It was Negro history month, and at her segregated school they had been studying black leaders like Harriet Tubman, the runaway slave who led more than 70 slaves to freedom through the network of safe houses known as the Underground Railroad. They were also studying about Sojourner Truth, a former slave who became an abolitionist and women’s rights activist. Colvin says, “We couldn’t try on clothes. You had to take a brown paper bag and draw a diagram of your foot … and take it to the store. Can you imagine all of that in my mind? My head was just too full of black history, you know, the oppression that we went through. It felt like Sojourner Truth was on one side pushing me down, and Harriet Tubman was on the other side of me pushing me down. I couldn’t get up.

Reverend Johnson bailed me out. I was afraid that night. It would have been easy for the Klan to come up the hill in the night. Dad sat up all night long with his shotgun. We all stayed up. The neighbors facing the highway kept watch. Probably nobody on King Hill slept that night.

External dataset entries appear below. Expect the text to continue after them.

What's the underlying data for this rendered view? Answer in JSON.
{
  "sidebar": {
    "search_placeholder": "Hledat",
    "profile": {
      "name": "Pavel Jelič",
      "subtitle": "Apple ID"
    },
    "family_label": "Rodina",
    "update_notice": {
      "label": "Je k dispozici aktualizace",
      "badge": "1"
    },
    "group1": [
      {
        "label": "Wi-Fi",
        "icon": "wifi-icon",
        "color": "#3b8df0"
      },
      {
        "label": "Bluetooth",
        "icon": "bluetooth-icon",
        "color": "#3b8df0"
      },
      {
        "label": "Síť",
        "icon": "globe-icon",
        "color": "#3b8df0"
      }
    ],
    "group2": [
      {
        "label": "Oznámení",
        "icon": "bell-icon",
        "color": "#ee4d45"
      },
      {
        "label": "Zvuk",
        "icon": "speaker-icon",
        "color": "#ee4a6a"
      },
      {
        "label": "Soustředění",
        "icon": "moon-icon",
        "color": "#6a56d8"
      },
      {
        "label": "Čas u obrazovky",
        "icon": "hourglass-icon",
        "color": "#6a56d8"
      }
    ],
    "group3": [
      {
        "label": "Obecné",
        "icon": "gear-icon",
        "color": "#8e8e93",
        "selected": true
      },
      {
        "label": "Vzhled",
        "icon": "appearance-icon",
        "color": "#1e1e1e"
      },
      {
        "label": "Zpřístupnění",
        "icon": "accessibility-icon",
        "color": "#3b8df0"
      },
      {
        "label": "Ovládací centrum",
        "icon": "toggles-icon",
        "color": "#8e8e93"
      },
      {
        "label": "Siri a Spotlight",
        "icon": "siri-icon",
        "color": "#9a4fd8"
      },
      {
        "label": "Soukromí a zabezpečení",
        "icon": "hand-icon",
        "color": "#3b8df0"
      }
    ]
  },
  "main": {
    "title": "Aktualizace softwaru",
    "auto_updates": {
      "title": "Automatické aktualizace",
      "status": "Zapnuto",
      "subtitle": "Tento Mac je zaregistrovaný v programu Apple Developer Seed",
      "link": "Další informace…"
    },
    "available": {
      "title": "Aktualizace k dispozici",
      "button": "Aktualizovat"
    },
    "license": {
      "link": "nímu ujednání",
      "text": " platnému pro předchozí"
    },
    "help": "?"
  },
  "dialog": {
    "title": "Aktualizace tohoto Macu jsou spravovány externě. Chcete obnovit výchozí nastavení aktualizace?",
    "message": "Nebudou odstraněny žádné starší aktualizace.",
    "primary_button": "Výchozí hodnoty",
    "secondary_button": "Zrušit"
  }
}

Reverend Johnson had said something to me I’ll never forget. His opinion meant a lot to me. “Claudette,” he said, “I’m so proud of you. Everyone prays for freedom. We’ve all been praying and praying. But you’re different—you want your answer the next morning. And I think you just brought the revolution to Montgomery.”

Colvin, all of 15 years, was the first to really challenge the law. She was also one of the four women plaintiffs in Browder v. Gayle, the court case that successfully overturned bus segregation laws in Montgomery and Alabama.(6)

Rosa Parks

Nine months after Colvin, black seamstress Rosa Parks refused to give up her seat to a white man in the same city, on the same bus route and helped initiate the civil rights movement in the United States. The same day, leaders of the local black Rosa_Parks_Bookingcommunity organized a bus boycott led by Rev. Dr. Martin Luther King Jr. Over the next half-century, Parks became a nationally recognized symbol of dignity and strength in the struggle to end entrenched racial segregation.(6)

Parks became known through history as “the mother of the civil rights movement.” She was awarded the Congressional Gold Medal, the highest honor the United States bestows on a civilian. When she died at age 92 on October 24, 2005, she became the first woman in the nation’s history to lie in state at the U.S. Capitol.(7)

Although, Claudette Colvin was considered too young to be the face of the civil rights movement and Rosa Parks seemed more appropriate to lead the movement on and galvanize a nation, fact remains that Claudette, in her teens, was the first person to challenge the legally established racial segregation and stand up to society’s discrimination.

In the wake of the Charleston shooting and the many cases of Police brutality, this is even more important for society to understand and together celebrate human spirit – Race did not lead to Slavery but a history of Slavery could only sustain on the theory of race.

Racism was created to support the Politics of Economics!

2021 – How far have we come? Or have we? – Black Lives Matter

Feature image is by Patrick Campbell. His inspiring story can be found here – Patrick Campbell